→ SOURCE MATERIAL

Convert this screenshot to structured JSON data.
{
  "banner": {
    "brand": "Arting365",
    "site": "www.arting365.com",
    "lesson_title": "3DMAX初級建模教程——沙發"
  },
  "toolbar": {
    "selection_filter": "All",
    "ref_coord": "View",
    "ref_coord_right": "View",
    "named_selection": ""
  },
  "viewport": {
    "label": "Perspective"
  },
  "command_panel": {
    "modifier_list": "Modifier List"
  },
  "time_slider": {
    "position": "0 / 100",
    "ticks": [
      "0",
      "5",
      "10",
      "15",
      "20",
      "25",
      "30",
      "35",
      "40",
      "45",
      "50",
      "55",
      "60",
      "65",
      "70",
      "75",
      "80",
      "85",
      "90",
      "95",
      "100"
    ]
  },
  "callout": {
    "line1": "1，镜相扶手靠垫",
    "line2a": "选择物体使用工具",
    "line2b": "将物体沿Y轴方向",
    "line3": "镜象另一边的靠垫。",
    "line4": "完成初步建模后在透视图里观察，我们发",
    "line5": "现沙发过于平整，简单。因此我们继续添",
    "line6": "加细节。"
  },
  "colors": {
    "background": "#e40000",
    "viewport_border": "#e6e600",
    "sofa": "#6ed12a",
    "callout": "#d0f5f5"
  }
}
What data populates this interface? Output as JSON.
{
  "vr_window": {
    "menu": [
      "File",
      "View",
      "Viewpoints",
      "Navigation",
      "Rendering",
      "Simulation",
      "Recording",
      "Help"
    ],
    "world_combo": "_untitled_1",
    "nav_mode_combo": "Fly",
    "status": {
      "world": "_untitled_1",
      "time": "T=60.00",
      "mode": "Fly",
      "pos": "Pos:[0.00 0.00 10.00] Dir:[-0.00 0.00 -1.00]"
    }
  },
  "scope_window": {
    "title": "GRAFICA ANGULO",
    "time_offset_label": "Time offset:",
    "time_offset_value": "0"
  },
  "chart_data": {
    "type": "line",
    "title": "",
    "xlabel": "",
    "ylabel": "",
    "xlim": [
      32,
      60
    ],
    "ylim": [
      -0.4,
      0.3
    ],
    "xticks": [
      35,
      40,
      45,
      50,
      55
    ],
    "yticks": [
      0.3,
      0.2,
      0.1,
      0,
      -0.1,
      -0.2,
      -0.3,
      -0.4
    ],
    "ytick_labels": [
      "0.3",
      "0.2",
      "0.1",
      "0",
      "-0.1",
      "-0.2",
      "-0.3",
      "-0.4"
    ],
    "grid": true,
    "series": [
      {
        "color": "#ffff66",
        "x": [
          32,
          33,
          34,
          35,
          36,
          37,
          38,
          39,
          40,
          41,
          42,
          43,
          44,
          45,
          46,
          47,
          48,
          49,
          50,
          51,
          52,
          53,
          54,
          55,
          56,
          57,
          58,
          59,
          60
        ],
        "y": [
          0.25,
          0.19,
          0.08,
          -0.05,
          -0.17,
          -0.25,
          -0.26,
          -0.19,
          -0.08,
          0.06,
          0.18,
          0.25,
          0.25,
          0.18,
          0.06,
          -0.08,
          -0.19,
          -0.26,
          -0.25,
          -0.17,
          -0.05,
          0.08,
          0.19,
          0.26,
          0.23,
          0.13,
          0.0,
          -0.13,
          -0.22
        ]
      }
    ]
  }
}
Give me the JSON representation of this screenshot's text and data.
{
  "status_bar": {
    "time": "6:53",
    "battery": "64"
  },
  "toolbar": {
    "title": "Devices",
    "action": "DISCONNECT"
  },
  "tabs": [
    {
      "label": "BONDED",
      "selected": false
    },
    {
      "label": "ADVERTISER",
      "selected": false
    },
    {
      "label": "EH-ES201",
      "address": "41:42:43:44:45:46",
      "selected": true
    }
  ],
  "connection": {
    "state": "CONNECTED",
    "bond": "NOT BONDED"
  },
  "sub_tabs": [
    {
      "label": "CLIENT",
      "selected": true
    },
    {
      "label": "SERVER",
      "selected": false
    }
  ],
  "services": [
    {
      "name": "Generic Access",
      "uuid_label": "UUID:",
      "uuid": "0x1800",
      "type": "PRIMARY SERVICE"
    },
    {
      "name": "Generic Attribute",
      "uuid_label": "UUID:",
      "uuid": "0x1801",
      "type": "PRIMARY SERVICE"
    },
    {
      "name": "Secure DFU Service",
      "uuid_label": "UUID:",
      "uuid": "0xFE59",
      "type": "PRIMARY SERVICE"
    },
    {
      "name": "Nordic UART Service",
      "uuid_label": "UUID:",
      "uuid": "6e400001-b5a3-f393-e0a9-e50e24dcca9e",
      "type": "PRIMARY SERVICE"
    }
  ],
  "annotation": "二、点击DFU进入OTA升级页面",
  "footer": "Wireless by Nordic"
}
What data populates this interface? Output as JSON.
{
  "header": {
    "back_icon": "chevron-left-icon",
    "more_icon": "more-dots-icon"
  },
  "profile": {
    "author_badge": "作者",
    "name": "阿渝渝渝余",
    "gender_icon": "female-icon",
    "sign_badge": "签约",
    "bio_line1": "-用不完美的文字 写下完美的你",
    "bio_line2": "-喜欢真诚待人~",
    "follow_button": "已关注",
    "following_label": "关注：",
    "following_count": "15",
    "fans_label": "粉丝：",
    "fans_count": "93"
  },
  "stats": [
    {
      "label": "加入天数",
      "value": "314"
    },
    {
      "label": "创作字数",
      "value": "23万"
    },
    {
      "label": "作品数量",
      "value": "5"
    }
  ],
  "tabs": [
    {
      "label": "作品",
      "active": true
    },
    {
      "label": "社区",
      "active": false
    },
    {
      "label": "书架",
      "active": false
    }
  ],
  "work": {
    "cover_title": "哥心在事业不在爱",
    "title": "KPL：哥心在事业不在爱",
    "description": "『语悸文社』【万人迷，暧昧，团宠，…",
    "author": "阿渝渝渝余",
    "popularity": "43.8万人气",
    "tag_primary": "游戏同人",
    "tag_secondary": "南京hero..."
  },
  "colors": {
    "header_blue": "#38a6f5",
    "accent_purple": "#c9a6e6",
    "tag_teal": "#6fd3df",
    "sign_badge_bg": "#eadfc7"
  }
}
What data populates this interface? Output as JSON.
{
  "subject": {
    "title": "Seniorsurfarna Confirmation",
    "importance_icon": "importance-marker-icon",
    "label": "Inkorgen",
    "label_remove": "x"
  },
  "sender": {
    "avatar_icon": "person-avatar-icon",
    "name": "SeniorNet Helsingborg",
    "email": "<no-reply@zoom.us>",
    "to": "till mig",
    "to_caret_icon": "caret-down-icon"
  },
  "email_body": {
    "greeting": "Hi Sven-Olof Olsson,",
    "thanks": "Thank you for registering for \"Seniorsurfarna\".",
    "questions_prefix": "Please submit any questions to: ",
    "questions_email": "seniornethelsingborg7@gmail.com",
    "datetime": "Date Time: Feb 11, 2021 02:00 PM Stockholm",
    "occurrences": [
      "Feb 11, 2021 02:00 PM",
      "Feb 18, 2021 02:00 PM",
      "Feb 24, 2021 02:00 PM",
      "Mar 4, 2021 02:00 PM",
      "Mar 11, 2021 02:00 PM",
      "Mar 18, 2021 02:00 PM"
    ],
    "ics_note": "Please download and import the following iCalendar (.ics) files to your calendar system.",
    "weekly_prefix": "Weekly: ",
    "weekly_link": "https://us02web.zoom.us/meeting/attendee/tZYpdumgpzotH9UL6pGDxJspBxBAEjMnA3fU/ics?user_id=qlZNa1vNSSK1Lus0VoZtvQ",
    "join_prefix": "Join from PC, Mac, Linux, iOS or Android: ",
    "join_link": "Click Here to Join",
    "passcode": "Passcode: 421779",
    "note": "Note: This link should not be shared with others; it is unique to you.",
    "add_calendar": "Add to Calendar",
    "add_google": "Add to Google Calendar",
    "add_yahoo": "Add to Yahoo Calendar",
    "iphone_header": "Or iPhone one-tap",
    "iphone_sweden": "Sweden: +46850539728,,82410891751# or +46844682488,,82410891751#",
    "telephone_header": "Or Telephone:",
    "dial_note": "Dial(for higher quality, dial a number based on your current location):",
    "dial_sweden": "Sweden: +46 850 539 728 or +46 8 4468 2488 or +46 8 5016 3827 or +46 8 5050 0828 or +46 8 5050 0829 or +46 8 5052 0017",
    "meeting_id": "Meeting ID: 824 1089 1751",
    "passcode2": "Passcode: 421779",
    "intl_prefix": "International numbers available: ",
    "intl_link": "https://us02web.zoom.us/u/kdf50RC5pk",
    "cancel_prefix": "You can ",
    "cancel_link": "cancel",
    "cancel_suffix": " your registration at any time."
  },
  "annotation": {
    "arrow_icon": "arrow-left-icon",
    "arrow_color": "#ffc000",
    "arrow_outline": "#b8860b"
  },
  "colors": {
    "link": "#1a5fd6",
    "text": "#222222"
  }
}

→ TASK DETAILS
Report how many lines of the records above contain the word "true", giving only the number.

→ EXERCISE ANSWER
4